The server is capable of generating TCP keep-alive packets in order to defeat any automatic “disconnect on idle” mechanisms which may be present on the link. Tick the “TCP keepalive” check-box to enable this feature.

Like the GSTM client, the GSTM server also generates watchdog packets to monitor for link failure. These may also be more effective at maintaining a link than TCP keep-alives because some network devices automatically block and/or spoof keep-alive packets. Watchdog packets are sent after a certain amount of time when the link appears to be idle and at regular intervals thereafter until traffic is detected. This time interval can be configured by entering an integer value, in seconds, in the “Watchdog interval” field.

A single GSTM server instance can accept simultaneous connections from multiple clients. For each client, a row in the “Client setting” table needs to be filled in.

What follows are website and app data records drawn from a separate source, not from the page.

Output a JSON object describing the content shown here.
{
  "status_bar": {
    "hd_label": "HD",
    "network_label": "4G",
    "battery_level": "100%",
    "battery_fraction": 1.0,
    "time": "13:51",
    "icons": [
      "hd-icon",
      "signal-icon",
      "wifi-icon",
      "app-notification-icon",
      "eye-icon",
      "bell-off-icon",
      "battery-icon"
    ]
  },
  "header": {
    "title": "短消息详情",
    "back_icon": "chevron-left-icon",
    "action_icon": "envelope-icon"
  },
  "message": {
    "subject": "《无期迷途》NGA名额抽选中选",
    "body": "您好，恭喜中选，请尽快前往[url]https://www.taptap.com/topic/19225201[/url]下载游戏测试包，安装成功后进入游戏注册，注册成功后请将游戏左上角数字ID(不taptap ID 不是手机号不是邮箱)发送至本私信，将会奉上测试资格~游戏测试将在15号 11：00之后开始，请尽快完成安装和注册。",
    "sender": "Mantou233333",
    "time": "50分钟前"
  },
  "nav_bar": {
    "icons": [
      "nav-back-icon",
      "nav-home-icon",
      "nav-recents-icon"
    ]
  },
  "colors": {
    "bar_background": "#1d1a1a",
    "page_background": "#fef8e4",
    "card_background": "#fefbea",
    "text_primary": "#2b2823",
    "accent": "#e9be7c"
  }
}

The “Client name” column should contain the username, as configured in the GSTM client. The encryption key should match that configured in the client (see the notes in the client configuration section on page 161.for more information).

The GSTM server can run an arbitrary command when a client successfully initiates communication. Any text entered into the “Startup command” column is passed to the Linux shell for execution. The path to a shell script can be entered here if it is required to run multiple commands. Contact Güralp support if you need assistance with this feature.

An active GSTM link can forward arbitrary TCP connections to the clients from any host that can access the server. The system is very flexible but complex configurations can become confusing. We suggest you adopt the following strategy:

When the table is full, press the submit button to add extra entries if necessary.

Remote machines wishing to access services on clients via the GSTM server then need only configure a route to the appropriate new address. Default port numbers can then be used in applications such as browsers and Scream!, reducing the amount of configuration required.

Another strategy would use a single address and port-number mapping to achieve the same goals. This is equally effective but requires that remote machines wishing to access services on clients via the GSTM server use non-standard ports for those services. Many people find address mapping with direct port correspondence, as described above, easier to work with.

PreviousNext

1. Introduction 2. First Steps 3. Configuration System Overview 4. Firmware Upgrades 5. Data Handling Overview 6. Configuring Networking 7. Digitiser Configuration 8. Digitiser Synchronisation 9. Receiving Data 10. Recording and Retrieving Data 11. Transmitting Data 12. Building Networks 13. Monitoring Operations 14. Appendices 15. Revision history